As an effect of the colorism that exists, people are ashamed of their skin color. Preferring to be light skinned instead because society puts down being dark skinned. This creates a sense of insecurity within individuals. Being ashamed of your skin color is becoming common especially due to media influence. This feeling is present in dark girls today. They don’t embrace their skin color but instead try to exclude it. It can be found that this insecurity is instilled in girls at a young age also. “Dark Girls,” a documentary presented on OWN Sunday, explores colorism through the eyes of African-American women with deeper skin tones. In the documentary, a girl was shown a picture of five cartoon children standing side by side. These cartoons are all the same; the only difference was their skin color. When she was asked which child was pretty or smart the girl pointed to the lightest drawing and openly said that it was because the drawing was white. When asked who was ugly or dumb the girl pointed to the darkest drawing, saying that it was because the drawing was black.” It is evident that this belief of light skin being better than dark skin not only affects people, but younger children as well. Being light skin means you’re automatically the smarter, more beautiful person which sometimes isn’t the case. Dark skin girls face challenges of stereotypes due to ignorance.

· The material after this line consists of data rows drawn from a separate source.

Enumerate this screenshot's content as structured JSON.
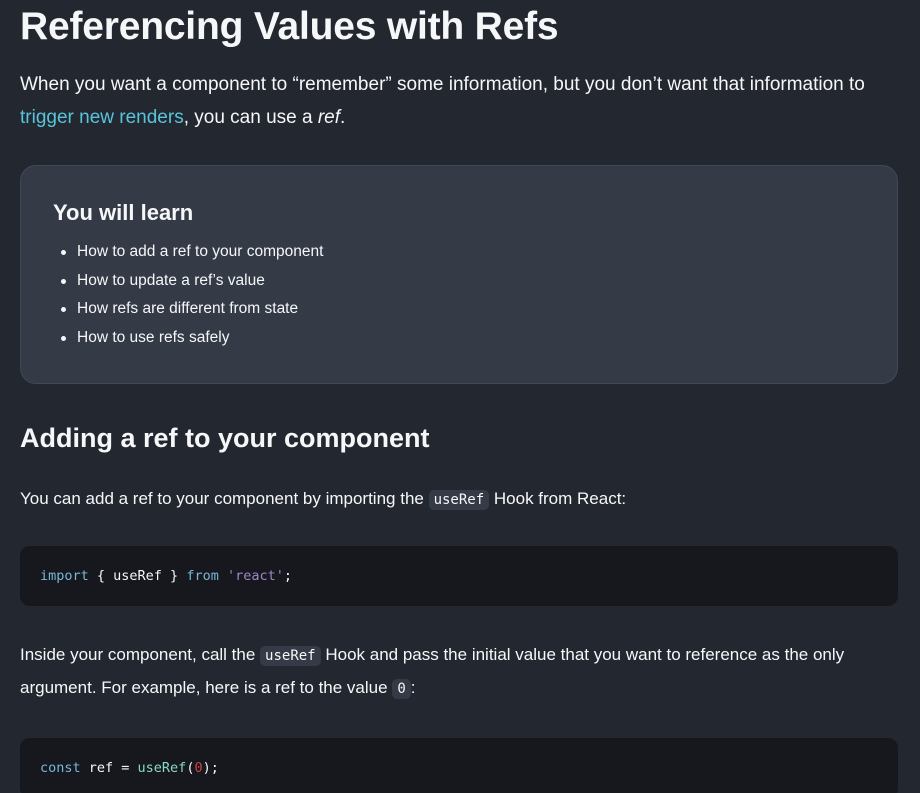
{
  "article": {
    "title": "Referencing Values with Refs",
    "intro": {
      "before_link": "When you want a component to “remember” some information, but you don’t want that information to ",
      "link_text": "trigger new renders",
      "after_link": ", you can use a ",
      "emphasis": "ref",
      "end": "."
    }
  },
  "learn_box": {
    "title": "You will learn",
    "items": [
      "How to add a ref to your component",
      "How to update a ref’s value",
      "How refs are different from state",
      "How to use refs safely"
    ]
  },
  "section": {
    "heading": "Adding a ref to your component",
    "para1": {
      "before_code": "You can add a ref to your component by importing the ",
      "code": "useRef",
      "after_code": " Hook from React:"
    },
    "code1": {
      "import_kw": "import",
      "brace_open": " { useRef } ",
      "from_kw": "from",
      "space": " ",
      "module": "'react'",
      "semi": ";"
    },
    "para2": {
      "before_code": "Inside your component, call the ",
      "code": "useRef",
      "middle": " Hook and pass the initial value that you want to reference as the only argument. For example, here is a ref to the value ",
      "value_code": "0",
      "end": ":"
    },
    "code2": {
      "const_kw": "const",
      "assign": " ref = ",
      "fn": "useRef",
      "paren_open": "(",
      "num": "0",
      "paren_close": ");"
    }
  },
  "colors": {
    "background": "#23272f",
    "link": "#58c4dc",
    "card": "#343a46",
    "code_bg": "#16181d"
  }
}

It’s not hard to understand why dark skin girls would rather be light skin. Society has created this stigma that having a skin color that is darker is a negative thing. This problem has  been ongoing since slavery and still exists. Light skin is the skin color that is ideal and is accepted more. It has gotten to the point to which even children think that light skin is better than other skin tones. These concepts continue to belittle dark skin girls. They are affected by media, not being able to be on commercial ads because they aren’t favorable. Black girls
shouldn’t be ashamed of who they are and should ignore the false ideas that light skin is better.

Opinionated: Argumentative Essays
S.T.A.R Academy
Edited by Ibi Zoboi, Writer-in-Residence

Ibi Zoboi's short stories have been anthologized in Dark Matter: Reading the Bones, Haiti Noir edited by Edwidge Danticat, and The Caribbean Writer, among others. She’s received grants in Literature & Writing from the Brooklyn Arts Council and is a winner of the Speculative Literature Foundation Travel Award. Ibi is an MFA student in Writing for Children & Young Adults at Vermont College of Fine Arts.